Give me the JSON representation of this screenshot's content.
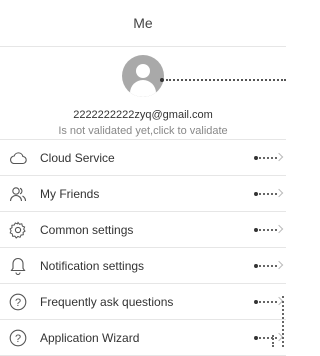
{
  "header": {
    "title": "Me"
  },
  "profile": {
    "email": "2222222222zyq@gmail.com",
    "validation_hint": "Is not validated yet,click to validate"
  },
  "menu": {
    "items": [
      {
        "label": "Cloud Service",
        "icon": "cloud-icon"
      },
      {
        "label": "My Friends",
        "icon": "friends-icon"
      },
      {
        "label": "Common settings",
        "icon": "gear-icon"
      },
      {
        "label": "Notification settings",
        "icon": "bell-icon"
      },
      {
        "label": "Frequently ask questions",
        "icon": "question-icon"
      },
      {
        "label": "Application Wizard",
        "icon": "question-icon"
      }
    ]
  }
}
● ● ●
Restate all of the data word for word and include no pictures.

Give me the JSON representation of this screenshot's content.
{
  "header": {
    "title": "Me"
  },
  "profile": {
    "email": "2222222222zyq@gmail.com",
    "validation_hint": "Is not validated yet,click to validate"
  },
  "menu": {
    "items": [
      {
        "label": "Cloud Service",
        "icon": "cloud-icon"
      },
      {
        "label": "My Friends",
        "icon": "friends-icon"
      },
      {
        "label": "Common settings",
        "icon": "gear-icon"
      },
      {
        "label": "Notification settings",
        "icon": "bell-icon"
      },
      {
        "label": "Frequently ask questions",
        "icon": "question-icon"
      },
      {
        "label": "Application Wizard",
        "icon": "question-icon"
      }
    ]
  }
}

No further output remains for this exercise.